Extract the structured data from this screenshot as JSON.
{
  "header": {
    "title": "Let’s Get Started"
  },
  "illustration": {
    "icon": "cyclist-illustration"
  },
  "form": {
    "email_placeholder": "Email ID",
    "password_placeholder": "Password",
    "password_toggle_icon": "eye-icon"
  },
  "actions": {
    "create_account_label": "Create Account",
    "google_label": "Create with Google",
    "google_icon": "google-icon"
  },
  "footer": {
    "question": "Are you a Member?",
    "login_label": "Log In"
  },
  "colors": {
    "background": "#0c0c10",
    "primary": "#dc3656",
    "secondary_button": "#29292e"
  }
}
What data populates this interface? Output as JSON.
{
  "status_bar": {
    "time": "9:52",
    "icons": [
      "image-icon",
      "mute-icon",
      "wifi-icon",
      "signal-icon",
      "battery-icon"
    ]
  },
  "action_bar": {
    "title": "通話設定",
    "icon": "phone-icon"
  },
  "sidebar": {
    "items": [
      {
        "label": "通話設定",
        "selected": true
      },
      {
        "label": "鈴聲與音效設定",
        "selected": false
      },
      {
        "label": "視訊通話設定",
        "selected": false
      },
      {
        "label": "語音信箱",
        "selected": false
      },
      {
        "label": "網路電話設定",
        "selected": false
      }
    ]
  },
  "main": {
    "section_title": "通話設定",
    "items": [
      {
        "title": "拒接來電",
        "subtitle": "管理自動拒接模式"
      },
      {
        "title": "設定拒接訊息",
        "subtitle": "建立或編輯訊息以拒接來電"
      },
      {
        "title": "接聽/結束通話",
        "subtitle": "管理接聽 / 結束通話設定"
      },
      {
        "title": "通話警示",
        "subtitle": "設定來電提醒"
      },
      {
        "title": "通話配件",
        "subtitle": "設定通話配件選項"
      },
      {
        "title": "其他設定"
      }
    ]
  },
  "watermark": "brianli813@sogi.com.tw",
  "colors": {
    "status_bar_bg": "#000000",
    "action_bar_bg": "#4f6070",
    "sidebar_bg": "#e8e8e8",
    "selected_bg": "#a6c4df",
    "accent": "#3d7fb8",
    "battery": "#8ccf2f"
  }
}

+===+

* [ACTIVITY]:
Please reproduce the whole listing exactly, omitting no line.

* [ANSWER SPACE]:
Extract the structured data from this screenshot as JSON.
{
  "header": {
    "title": "Let’s Get Started"
  },
  "illustration": {
    "icon": "cyclist-illustration"
  },
  "form": {
    "email_placeholder": "Email ID",
    "password_placeholder": "Password",
    "password_toggle_icon": "eye-icon"
  },
  "actions": {
    "create_account_label": "Create Account",
    "google_label": "Create with Google",
    "google_icon": "google-icon"
  },
  "footer": {
    "question": "Are you a Member?",
    "login_label": "Log In"
  },
  "colors": {
    "background": "#0c0c10",
    "primary": "#dc3656",
    "secondary_button": "#29292e"
  }
}
What data populates this interface? Output as JSON.
{
  "status_bar": {
    "time": "9:52",
    "icons": [
      "image-icon",
      "mute-icon",
      "wifi-icon",
      "signal-icon",
      "battery-icon"
    ]
  },
  "action_bar": {
    "title": "通話設定",
    "icon": "phone-icon"
  },
  "sidebar": {
    "items": [
      {
        "label": "通話設定",
        "selected": true
      },
      {
        "label": "鈴聲與音效設定",
        "selected": false
      },
      {
        "label": "視訊通話設定",
        "selected": false
      },
      {
        "label": "語音信箱",
        "selected": false
      },
      {
        "label": "網路電話設定",
        "selected": false
      }
    ]
  },
  "main": {
    "section_title": "通話設定",
    "items": [
      {
        "title": "拒接來電",
        "subtitle": "管理自動拒接模式"
      },
      {
        "title": "設定拒接訊息",
        "subtitle": "建立或編輯訊息以拒接來電"
      },
      {
        "title": "接聽/結束通話",
        "subtitle": "管理接聽 / 結束通話設定"
      },
      {
        "title": "通話警示",
        "subtitle": "設定來電提醒"
      },
      {
        "title": "通話配件",
        "subtitle": "設定通話配件選項"
      },
      {
        "title": "其他設定"
      }
    ]
  },
  "watermark": "brianli813@sogi.com.tw",
  "colors": {
    "status_bar_bg": "#000000",
    "action_bar_bg": "#4f6070",
    "sidebar_bg": "#e8e8e8",
    "selected_bg": "#a6c4df",
    "accent": "#3d7fb8",
    "battery": "#8ccf2f"
  }
}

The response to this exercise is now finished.